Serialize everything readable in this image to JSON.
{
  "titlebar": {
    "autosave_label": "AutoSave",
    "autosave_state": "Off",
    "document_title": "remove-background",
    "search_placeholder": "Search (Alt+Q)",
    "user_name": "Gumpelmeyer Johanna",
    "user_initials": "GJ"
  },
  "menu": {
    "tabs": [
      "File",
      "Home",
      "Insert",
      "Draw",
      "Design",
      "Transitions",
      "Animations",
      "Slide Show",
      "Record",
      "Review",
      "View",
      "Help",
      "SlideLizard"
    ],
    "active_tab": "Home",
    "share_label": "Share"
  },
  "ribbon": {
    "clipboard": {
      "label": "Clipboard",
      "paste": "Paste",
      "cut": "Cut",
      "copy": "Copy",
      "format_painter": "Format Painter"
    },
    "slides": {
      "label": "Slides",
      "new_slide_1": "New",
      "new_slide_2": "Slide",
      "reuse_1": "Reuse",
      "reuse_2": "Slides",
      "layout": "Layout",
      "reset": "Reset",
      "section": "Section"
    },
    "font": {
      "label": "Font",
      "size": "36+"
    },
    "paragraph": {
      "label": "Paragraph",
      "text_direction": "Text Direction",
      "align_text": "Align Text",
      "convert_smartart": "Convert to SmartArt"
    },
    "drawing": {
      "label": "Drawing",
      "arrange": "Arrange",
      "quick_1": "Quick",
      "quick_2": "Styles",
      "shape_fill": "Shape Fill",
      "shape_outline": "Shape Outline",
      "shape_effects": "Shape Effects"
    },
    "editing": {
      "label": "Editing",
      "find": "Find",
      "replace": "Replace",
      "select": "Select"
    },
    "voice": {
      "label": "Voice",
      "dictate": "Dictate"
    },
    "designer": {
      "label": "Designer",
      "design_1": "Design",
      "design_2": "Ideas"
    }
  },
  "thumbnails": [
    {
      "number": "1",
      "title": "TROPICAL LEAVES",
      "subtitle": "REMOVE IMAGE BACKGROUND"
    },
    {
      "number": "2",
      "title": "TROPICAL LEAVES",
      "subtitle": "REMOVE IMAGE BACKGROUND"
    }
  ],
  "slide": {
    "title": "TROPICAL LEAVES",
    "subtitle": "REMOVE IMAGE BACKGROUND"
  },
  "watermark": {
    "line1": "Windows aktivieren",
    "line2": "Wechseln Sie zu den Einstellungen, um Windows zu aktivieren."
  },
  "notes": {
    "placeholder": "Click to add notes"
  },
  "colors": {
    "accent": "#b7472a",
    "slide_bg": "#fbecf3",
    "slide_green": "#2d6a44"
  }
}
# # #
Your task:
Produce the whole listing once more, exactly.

Answer section:
Serialize everything readable in this image to JSON.
{
  "titlebar": {
    "autosave_label": "AutoSave",
    "autosave_state": "Off",
    "document_title": "remove-background",
    "search_placeholder": "Search (Alt+Q)",
    "user_name": "Gumpelmeyer Johanna",
    "user_initials": "GJ"
  },
  "menu": {
    "tabs": [
      "File",
      "Home",
      "Insert",
      "Draw",
      "Design",
      "Transitions",
      "Animations",
      "Slide Show",
      "Record",
      "Review",
      "View",
      "Help",
      "SlideLizard"
    ],
    "active_tab": "Home",
    "share_label": "Share"
  },
  "ribbon": {
    "clipboard": {
      "label": "Clipboard",
      "paste": "Paste",
      "cut": "Cut",
      "copy": "Copy",
      "format_painter": "Format Painter"
    },
    "slides": {
      "label": "Slides",
      "new_slide_1": "New",
      "new_slide_2": "Slide",
      "reuse_1": "Reuse",
      "reuse_2": "Slides",
      "layout": "Layout",
      "reset": "Reset",
      "section": "Section"
    },
    "font": {
      "label": "Font",
      "size": "36+"
    },
    "paragraph": {
      "label": "Paragraph",
      "text_direction": "Text Direction",
      "align_text": "Align Text",
      "convert_smartart": "Convert to SmartArt"
    },
    "drawing": {
      "label": "Drawing",
      "arrange": "Arrange",
      "quick_1": "Quick",
      "quick_2": "Styles",
      "shape_fill": "Shape Fill",
      "shape_outline": "Shape Outline",
      "shape_effects": "Shape Effects"
    },
    "editing": {
      "label": "Editing",
      "find": "Find",
      "replace": "Replace",
      "select": "Select"
    },
    "voice": {
      "label": "Voice",
      "dictate": "Dictate"
    },
    "designer": {
      "label": "Designer",
      "design_1": "Design",
      "design_2": "Ideas"
    }
  },
  "thumbnails": [
    {
      "number": "1",
      "title": "TROPICAL LEAVES",
      "subtitle": "REMOVE IMAGE BACKGROUND"
    },
    {
      "number": "2",
      "title": "TROPICAL LEAVES",
      "subtitle": "REMOVE IMAGE BACKGROUND"
    }
  ],
  "slide": {
    "title": "TROPICAL LEAVES",
    "subtitle": "REMOVE IMAGE BACKGROUND"
  },
  "watermark": {
    "line1": "Windows aktivieren",
    "line2": "Wechseln Sie zu den Einstellungen, um Windows zu aktivieren."
  },
  "notes": {
    "placeholder": "Click to add notes"
  },
  "colors": {
    "accent": "#b7472a",
    "slide_bg": "#fbecf3",
    "slide_green": "#2d6a44"
  }
}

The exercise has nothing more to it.